Work task: Would you retype the listing word for word, skipping its pictures?

━━━━━ Recorded information

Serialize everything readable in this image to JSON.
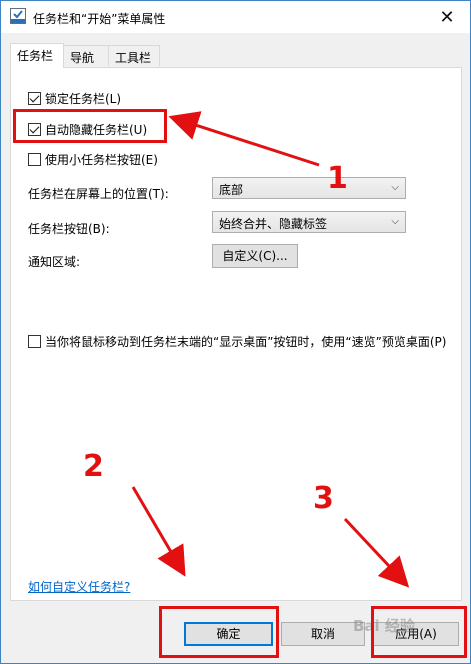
{
  "window": {
    "title": "任务栏和“开始”菜单属性",
    "close_glyph": "✕"
  },
  "tabs": [
    {
      "label": "任务栏",
      "active": true
    },
    {
      "label": "导航",
      "active": false
    },
    {
      "label": "工具栏",
      "active": false
    }
  ],
  "options": {
    "lock_taskbar": {
      "label": "锁定任务栏(L)",
      "checked": true
    },
    "auto_hide": {
      "label": "自动隐藏任务栏(U)",
      "checked": true
    },
    "small_buttons": {
      "label": "使用小任务栏按钮(E)",
      "checked": false
    },
    "peek": {
      "label": "当你将鼠标移动到任务栏末端的“显示桌面”按钮时，使用“速览”预览桌面(P)",
      "checked": false
    }
  },
  "fields": {
    "position_label": "任务栏在屏幕上的位置(T):",
    "position_value": "底部",
    "buttons_label": "任务栏按钮(B):",
    "buttons_value": "始终合并、隐藏标签",
    "notify_label": "通知区域:",
    "customize_label": "自定义(C)..."
  },
  "help_link": "如何自定义任务栏?",
  "footer": {
    "ok": "确定",
    "cancel": "取消",
    "apply": "应用(A)"
  },
  "annotations": [
    "1",
    "2",
    "3"
  ],
  "watermark": "Bai 经验",
  "colors": {
    "annotation_red": "#e21010",
    "accent_blue": "#0078d7",
    "link_blue": "#0066cc"
  }
}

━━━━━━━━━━

Exercise output:
Serialize everything readable in this image to JSON.
{
  "window": {
    "title": "任务栏和“开始”菜单属性",
    "close_glyph": "✕"
  },
  "tabs": [
    {
      "label": "任务栏",
      "active": true
    },
    {
      "label": "导航",
      "active": false
    },
    {
      "label": "工具栏",
      "active": false
    }
  ],
  "options": {
    "lock_taskbar": {
      "label": "锁定任务栏(L)",
      "checked": true
    },
    "auto_hide": {
      "label": "自动隐藏任务栏(U)",
      "checked": true
    },
    "small_buttons": {
      "label": "使用小任务栏按钮(E)",
      "checked": false
    },
    "peek": {
      "label": "当你将鼠标移动到任务栏末端的“显示桌面”按钮时，使用“速览”预览桌面(P)",
      "checked": false
    }
  },
  "fields": {
    "position_label": "任务栏在屏幕上的位置(T):",
    "position_value": "底部",
    "buttons_label": "任务栏按钮(B):",
    "buttons_value": "始终合并、隐藏标签",
    "notify_label": "通知区域:",
    "customize_label": "自定义(C)..."
  },
  "help_link": "如何自定义任务栏?",
  "footer": {
    "ok": "确定",
    "cancel": "取消",
    "apply": "应用(A)"
  },
  "annotations": [
    "1",
    "2",
    "3"
  ],
  "watermark": "Bai 经验",
  "colors": {
    "annotation_red": "#e21010",
    "accent_blue": "#0078d7",
    "link_blue": "#0066cc"
  }
}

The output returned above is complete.